A couple things people posted are neat:
"1 - 8: Don't remember, had a trampoline."
"15 - 25: I still wanted to be a singer, but Imade sure I got high grades and got accepted into a "good" college. I ended up dropping out many times."

Enough talk, try it out!

Wednesday, February 19, 2014

Tell Me Your Life Story part 2

continued from part 1
... partial implementation and further design.

I've been thinking a website from the start, just because it's the easiest way to make an interactive thing that people can use. But if I'm going website, then horizontal (the way I've drawn out life stories on paper) is not so good:
There's no way you can space everything out sort of equally and still leave room to type in each box. So I went vertical.
and you can sort of type stuff in here and save it; functional, not yet pretty. So now a couple of questions:
1. how should it look and feel?
2. what should it do when you're done?

For look and feel, it's got to be expansive and welcoming. This should be a space for people to creatively re-imagine their lives. I'm not going to tell them their re-imagination is wrong, or they'll retreat back into the boring school-school-work story. So none of this:
And none of this:
And nothing computery and cold, like I usually dig:
But I don't want it to be new-agey woo anything-goes; no pastel blues and greens and handwriting:
How about cartography? You're mapping your life. Map-making is a good analogy here: you have to take an expanse of time or space that exists, but the way you draw your map (even the projection you use) incorporates your current bias about it.
Plus, I like this aesthetic. I think the old-fashioned look makes it appear valuable. Still, it's not imposing to draw on old-fashioned paper.
shout out to subtlepatterns.com ("rice paper 3") for the background.
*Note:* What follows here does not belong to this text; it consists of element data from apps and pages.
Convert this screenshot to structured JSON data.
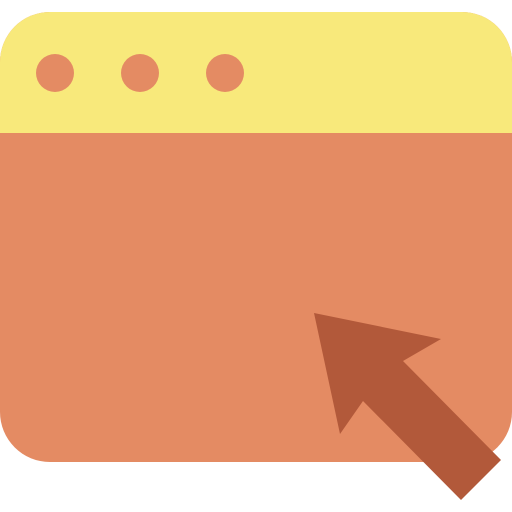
{
  "colors": {
    "background": "#FFFFFF",
    "titlebar": "#F8E97B",
    "window_body": "#E48B63",
    "dot": "#E48B63",
    "cursor": "#B2593A"
  },
  "icons": {
    "window": "browser-window-icon",
    "titlebar_dots": "window-control-dots-icon",
    "cursor": "cursor-arrow-icon"
  }
}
For what it should do when you're done... well, I think if it just says "okay, thanks", that is not perhaps as provocative as it could be. There should be some way to display your story, I think, but it should also make you reflect on it.
"Is there anything you would change?"
"What did you learn from telling this story?"
"How do you feel about this story?"
"What happens in the next 5 years?"
(this is after you finish it; the 0-5, 5-8, etc would be filled in with whatever you entered)

Still to do: it would be neat to be able to compare this to some pre-existing milestones; maybe get your school/move/work dates in there too. Or maybe get common culturally-accepted milestones in there to compare your story to those.

A thing I've already learned from this: don't make websites for class projects. I spend more time debugging than I do thinking about the design or the overall experience of the thing.